May 20, 2015
Dressed in a red and blue gown and mortar board, Abubakar Umar collected his degree on Saturday, 9th of May, 2015, looking like just another proud student.
But if there was nothing to make the 26-year-old petroleum chemistry student stand out from his classmates, the story of how he came to be at his graduation ceremony at the American University of Nigeria in the north eastern city of Yola, is one of sheer courage and determination.
Last November, Umar was driving home to the city of Kano 640 kilometres away when he ran into Boko Haram insurgents, who opened fire twice on his car, hitting him in both arms.
“I think I should have died on that day, I could have died on that day,” he told reporters before the graduation ceremony.
“I lost so much blood, there wasn’t any medication. But somehow I think the Lord kept me alive for a special reason and one of those reasons was to complete my degree.”
The signs were ominous as Umar left Yola, crossing from Adamawa state into neighbouring Gombe on the seven-hour journey to Kano, northern Nigeria’s biggest city.
Fellow drivers warned him to take another route. On it, the military checkpoints were unmanned.
In the early hours of the morning as he approached Potiskum, the commercial capital of Yobe state and a frequent Boko Haram target, he slowed to avoid potholes on the road. Then he heard gunshots.
“I just saw these people coming out of the bush. They were screaming ‘Allahu Akbar’ (God is greatest) and shooting at my car,” he recalled.
“At first I stopped because some of them had military trousers and boots but then I noticed their headbands and what they were saying, so I realised they were insurgents.
“They shot me in my right arm. I continued (driving). I didn’t know where I was going. I just kept on driving. I thought I would reach a checkpoint and report the case. I never met any checkpoint.
“I slowed down again because of the road and they shot me for the second time. I fractured my arm.”
After abandoning his car, blood flowing from his wounds and broken bone exposed, he stumbled upon a village and was taken in by locals, at grave risk to their own lives.
He was ushered to a filthy communal toilet where he passed out.

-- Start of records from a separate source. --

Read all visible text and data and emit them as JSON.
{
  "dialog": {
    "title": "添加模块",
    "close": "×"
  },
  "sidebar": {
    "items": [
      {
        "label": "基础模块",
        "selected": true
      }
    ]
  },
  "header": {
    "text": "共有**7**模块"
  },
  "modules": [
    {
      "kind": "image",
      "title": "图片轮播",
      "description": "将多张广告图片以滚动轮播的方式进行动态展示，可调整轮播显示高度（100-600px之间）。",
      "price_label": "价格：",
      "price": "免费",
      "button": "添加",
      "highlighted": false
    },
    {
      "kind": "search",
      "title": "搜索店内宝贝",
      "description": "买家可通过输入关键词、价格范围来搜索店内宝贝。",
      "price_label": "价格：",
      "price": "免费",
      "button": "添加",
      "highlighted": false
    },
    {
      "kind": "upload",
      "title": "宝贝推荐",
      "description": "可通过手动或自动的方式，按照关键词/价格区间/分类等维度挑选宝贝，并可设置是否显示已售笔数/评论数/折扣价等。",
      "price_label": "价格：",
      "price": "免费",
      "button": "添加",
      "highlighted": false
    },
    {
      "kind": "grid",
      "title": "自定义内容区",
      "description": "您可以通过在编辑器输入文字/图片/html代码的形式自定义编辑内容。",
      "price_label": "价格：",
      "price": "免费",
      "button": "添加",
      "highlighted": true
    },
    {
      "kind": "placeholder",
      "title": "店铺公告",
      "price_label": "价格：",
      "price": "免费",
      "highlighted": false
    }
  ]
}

When he came round later in the day, the locals – wary of reprisals if he was ever found – provided him with a heavy salt and water mix to pour into his wounds to stop the bleeding.
After hiding out all day, he managed to call for help on a borrowed mobile phone. He spent the night in the village until friends picked him up the next day.
Even then, he had to disguise himself just in case he stumbled across rebel fighters, who at the time had bases in the area.
“I put mud and chicken dung on my head to look like a madman,” he said. “I removed my shoes and put them in my pocket… (but) I didn’t see Boko Haram.”
Umar returned to university in January after surgery on his wounds, the scars of which are still visible on his arms.
“I came back and I couldn’t use my right hand for 14 weeks… I couldn’t write, I couldn’t press (keys on) the computer. When the cast was removed, I was OK,” he added.
After six years of violence, at least 15,000 deaths and some 1.5 million left homeless, there are often few positive tales to tell about the bloody Boko Haram insurgency.
But by battling to complete his degree — at a university teaching the secular “Western” education Boko Haram opposes — Umar knows he is one of the lucky ones.
“I’ve made it and I’ve graduated, so I’m very happy,” he added.
To go with his degree scroll, Umar, who now wants to study for a master’s qualification, also received a special award for courage.
“I’ve never seen anyone with more determination, with more courage, with more positive attitude,” said university director Margee Ensign.
Source: HomeComing Revolution